The mission of Baroona Farm, an urban farm ministry located in the grounds of St Francis College in Milton, is to “grow food and community with and for the nutritionally vulnerable”.
In 2019 when the project first started gathering some momentum this mission was realised through conversations and an eventual partnership with the Romero Centre (Mercy Community Partners) who support refugees and people seeking asylum in Brisbane.
Baroona Farm has made another significant connection and partnership, now with Multicultural Australia who, after being shown the mission and set-up of the farm project, has seen the potential connections and benefits for clients that they work with. At a recent working bee, we met with Multicultural Australia Employment program coordinator Sammy Narua, who helps clients find work.

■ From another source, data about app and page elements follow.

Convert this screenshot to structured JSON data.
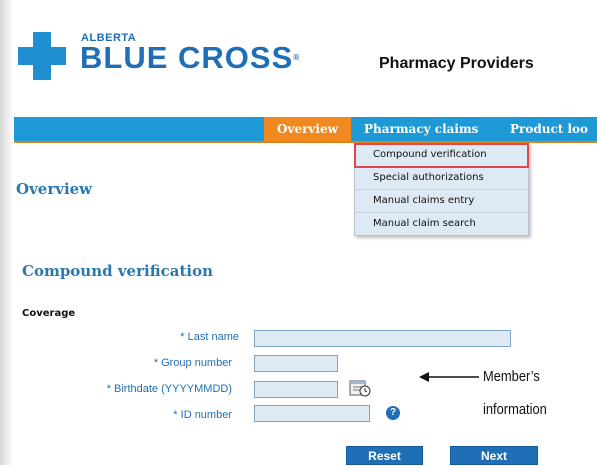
{
  "brand": {
    "top": "ALBERTA",
    "main": "BLUE CROSS",
    "registered": "®",
    "site_title": "Pharmacy Providers"
  },
  "nav": {
    "items": [
      {
        "label": "Overview",
        "active": true
      },
      {
        "label": "Pharmacy claims",
        "active": false
      },
      {
        "label": "Product loo",
        "active": false
      }
    ],
    "dropdown": [
      {
        "label": "Compound verification",
        "highlighted": true
      },
      {
        "label": "Special authorizations",
        "highlighted": false
      },
      {
        "label": "Manual claims entry",
        "highlighted": false
      },
      {
        "label": "Manual claim search",
        "highlighted": false
      }
    ]
  },
  "page": {
    "overview_heading": "Overview",
    "section_heading": "Compound verification",
    "coverage_label": "Coverage"
  },
  "form": {
    "last_name_label": "* Last name",
    "last_name_value": "",
    "group_number_label": "* Group number",
    "group_number_value": "",
    "birthdate_label": "* Birthdate (YYYYMMDD)",
    "birthdate_value": "",
    "id_number_label": "* ID number",
    "id_number_value": "",
    "help_glyph": "?"
  },
  "buttons": {
    "reset": "Reset",
    "next": "Next"
  },
  "annotation": {
    "line1": "Member’s",
    "line2": "information"
  },
  "colors": {
    "brand_blue": "#1f6fb6",
    "nav_blue": "#1d9ad6",
    "active_orange": "#f08a20",
    "highlight_red": "#e0474c",
    "field_fill": "#dde9f3"
  },
  "icons": [
    "cross-logo-icon",
    "calendar-icon",
    "help-icon",
    "arrow-left-icon"
  ]
}
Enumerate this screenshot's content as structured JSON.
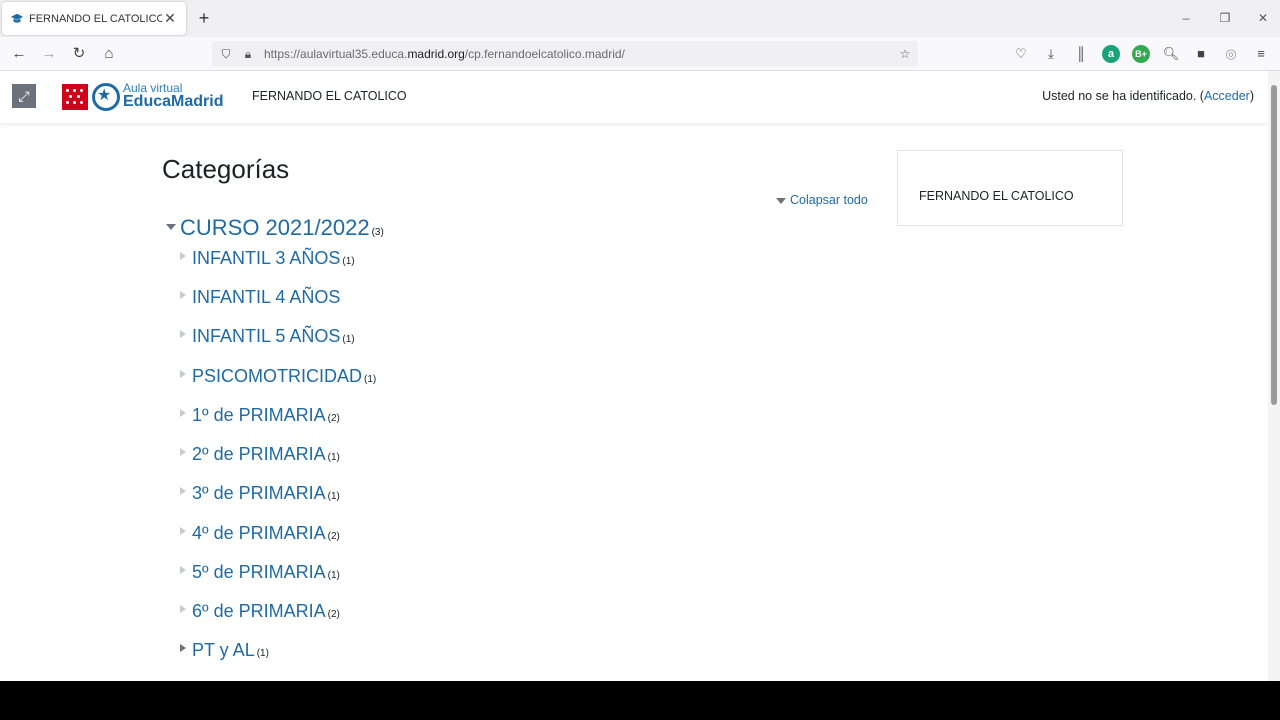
{
  "browser": {
    "tab_title": "FERNANDO EL CATOLICO",
    "tab_close": "✕",
    "new_tab": "+",
    "url_prefix": "https://aulavirtual35.educa.",
    "url_domain": "madrid.org",
    "url_path": "/cp.fernandoelcatolico.madrid/",
    "window_controls": [
      "–",
      "❐",
      "✕"
    ]
  },
  "header": {
    "fullscreen_icon": "⤢",
    "logo_line1": "Aula virtual",
    "logo_line2": "EducaMadrid",
    "site_name": "FERNANDO EL CATOLICO",
    "login_text": "Usted no se ha identificado. (",
    "login_link": "Acceder",
    "login_close": ")"
  },
  "main": {
    "title": "Categorías",
    "collapse_all": "Colapsar todo",
    "root": {
      "name": "CURSO 2021/2022",
      "count": "(3)"
    },
    "subcategories": [
      {
        "name": "INFANTIL 3 AÑOS",
        "count": "(1)"
      },
      {
        "name": "INFANTIL 4 AÑOS",
        "count": ""
      },
      {
        "name": "INFANTIL 5 AÑOS",
        "count": "(1)"
      },
      {
        "name": "PSICOMOTRICIDAD",
        "count": "(1)"
      },
      {
        "name": "1º de PRIMARIA",
        "count": "(2)"
      },
      {
        "name": "2º de PRIMARIA",
        "count": "(1)"
      },
      {
        "name": "3º de PRIMARIA",
        "count": "(1)"
      },
      {
        "name": "4º de PRIMARIA",
        "count": "(2)"
      },
      {
        "name": "5º de PRIMARIA",
        "count": "(1)"
      },
      {
        "name": "6º de PRIMARIA",
        "count": "(2)"
      },
      {
        "name": "PT y AL",
        "count": "(1)"
      }
    ]
  },
  "sidebar_block": {
    "text": "FERNANDO EL CATOLICO"
  },
  "colors": {
    "link": "#1f6aa5",
    "text": "#1d2125",
    "brand_red": "#d0021b"
  }
}
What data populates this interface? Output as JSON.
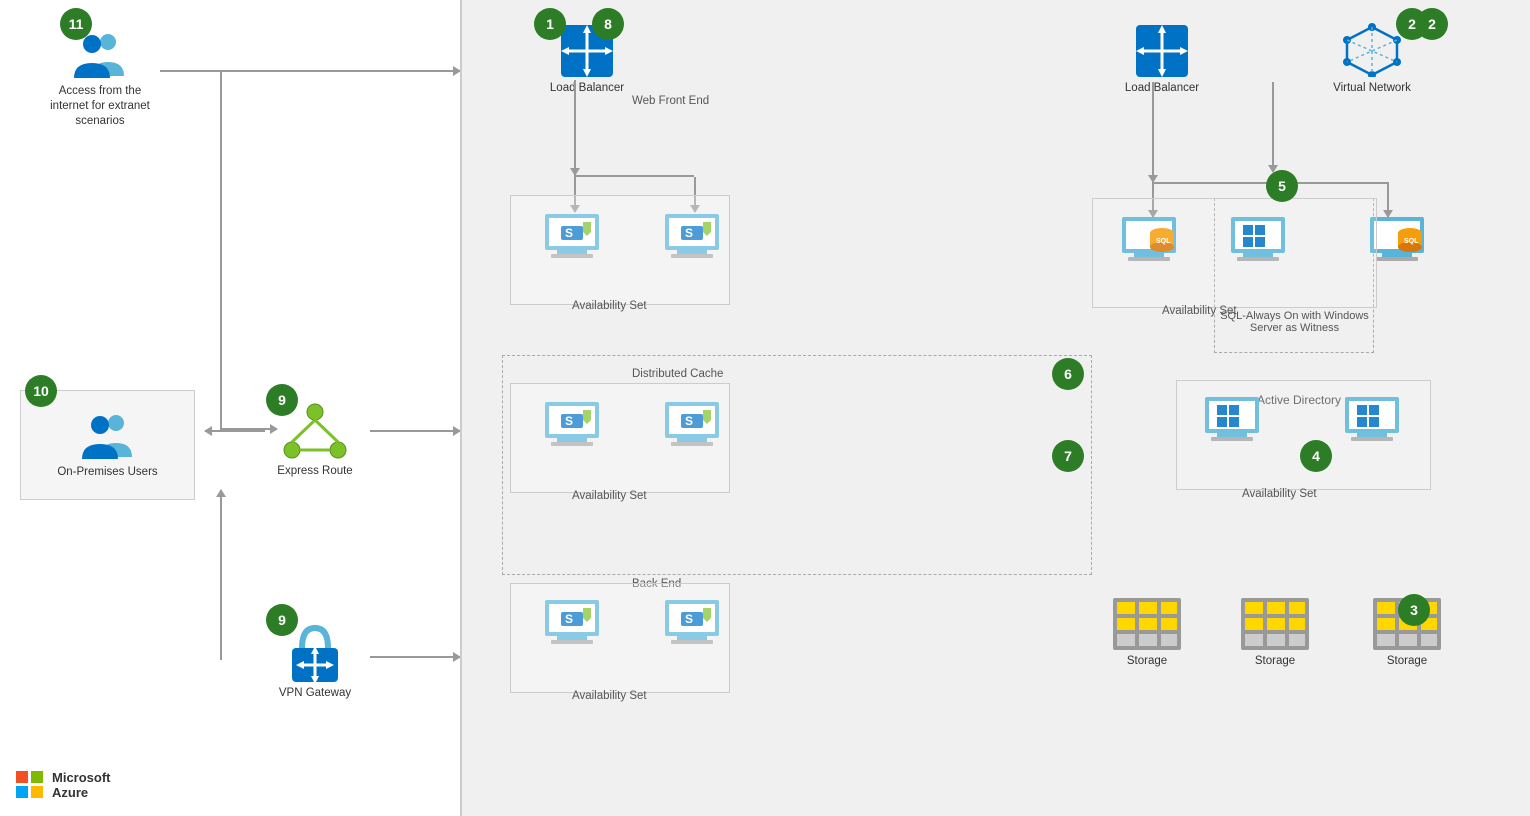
{
  "badges": {
    "b1": "1",
    "b2": "2",
    "b3": "3",
    "b4": "4",
    "b5": "5",
    "b6": "6",
    "b7": "7",
    "b8": "8",
    "b9a": "9",
    "b9b": "9",
    "b10": "10",
    "b11": "11"
  },
  "labels": {
    "loadBalancer1": "Load Balancer",
    "loadBalancer2": "Load Balancer",
    "virtualNetwork": "Virtual Network",
    "webFrontEnd": "Web Front End",
    "availabilitySet": "Availability Set",
    "distributedCache": "Distributed Cache",
    "backEnd": "Back End",
    "sqlAlwaysOn": "SQL-Always On\nwith Windows Server\nas Witness",
    "activeDirectory": "Active Directory",
    "storage1": "Storage",
    "storage2": "Storage",
    "storage3": "Storage",
    "expressRoute": "Express Route",
    "vpnGateway": "VPN Gateway",
    "onPremisesUsers": "On-Premises Users",
    "accessInternet": "Access from the\ninternet for extranet\nscenarios",
    "msAzure": "Microsoft\nAzure"
  },
  "colors": {
    "green": "#2d7d27",
    "blue": "#0072c6",
    "lightBlue": "#59b4d9",
    "gray": "#f0f0f0",
    "darkGray": "#666"
  }
}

At this same working bee, Sri Lankan-born refugee and Multicultural Australia client Sisira Fernando joined the team at Baroona Farm and immediately felt connected with the place, especially after seeing foods from Sri Lanka growing there. He was delighted, in particular, to see okra, winged beans and gotu cola (a herb) growing in the small farm. However, most of all Sisira felt welcomed at the working bee where he got to meet others from Brisbane and feel a part of the farm community.
It is these powerful connections that Baroona Farm seeks to foster in growing both community and culturally-appropriate food. In fact, the name ‘Baroona’ is said to stem from a local First Nation word meaning ‘a place far away’ – we have also been told that the hill where St Francis College is located was also an ancient meeting ground for sharing and trading food, a tradition that we are proud to acknowledge and continue on with.
In 2011-12, four per cent of Australians experienced food insecurity. An even higher prevalence of food insecurity has been reported among particularly marginalised communities, such as people seeking asylum (71 per cent), Aboriginal and Torres Strait Islander peoples (22 per cent), disadvantaged urban households (25 per cent), and people who are unemployed (23 per cent) (Australian Family Physician).
Following the call to discipleship that Jesus has given to us to feed the hungry (Matthew 25.35), Baroona Farm is committed to seeing this ministry become a further reality, making a difference in the lives of more people living in and around our city.
In the next 12 months, Baroona Farm plans to further expand operations, from 38 garden beds (1m x 1.2m each bed) to 78 beds, drastically increasing the food growing potential of the farm. In order to do this Baroona Farm is selling 2022 calendars to go towards raising the $5,000 that is needed to reach this goal. If individuals or parishes would like to purchase a calendar ($20 each) or make a general donation, please contact The Rev’d Samuel Dow via email@example.com.Jump to next article